YOUR TASK: Could you find each line of the data below that contains the word "Nature" and copy those lines?

RECORDS FOR THIS TASK:
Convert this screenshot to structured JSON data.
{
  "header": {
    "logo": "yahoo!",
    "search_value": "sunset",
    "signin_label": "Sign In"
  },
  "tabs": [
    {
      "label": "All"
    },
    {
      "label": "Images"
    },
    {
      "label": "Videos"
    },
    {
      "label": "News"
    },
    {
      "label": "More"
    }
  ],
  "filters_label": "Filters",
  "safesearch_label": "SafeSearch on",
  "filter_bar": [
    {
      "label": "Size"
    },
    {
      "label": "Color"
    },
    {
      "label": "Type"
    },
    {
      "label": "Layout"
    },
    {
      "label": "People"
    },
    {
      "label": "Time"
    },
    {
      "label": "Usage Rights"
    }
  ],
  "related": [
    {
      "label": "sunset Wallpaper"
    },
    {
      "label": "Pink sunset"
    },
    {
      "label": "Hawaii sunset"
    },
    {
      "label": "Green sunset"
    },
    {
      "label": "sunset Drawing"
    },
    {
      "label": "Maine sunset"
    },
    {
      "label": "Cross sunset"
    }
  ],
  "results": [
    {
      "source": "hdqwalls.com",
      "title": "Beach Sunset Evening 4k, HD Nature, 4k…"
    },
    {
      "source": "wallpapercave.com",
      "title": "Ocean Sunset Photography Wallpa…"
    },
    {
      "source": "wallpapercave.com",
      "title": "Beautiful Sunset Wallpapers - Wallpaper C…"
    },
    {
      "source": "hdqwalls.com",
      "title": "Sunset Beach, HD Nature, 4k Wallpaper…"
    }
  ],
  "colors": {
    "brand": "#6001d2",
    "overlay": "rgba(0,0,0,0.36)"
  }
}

EXERCISE SOLUTION:
      "title": "Beach Sunset Evening 4k, HD Nature, 4k…"
      "title": "Sunset Beach, HD Nature, 4k Wallpaper…"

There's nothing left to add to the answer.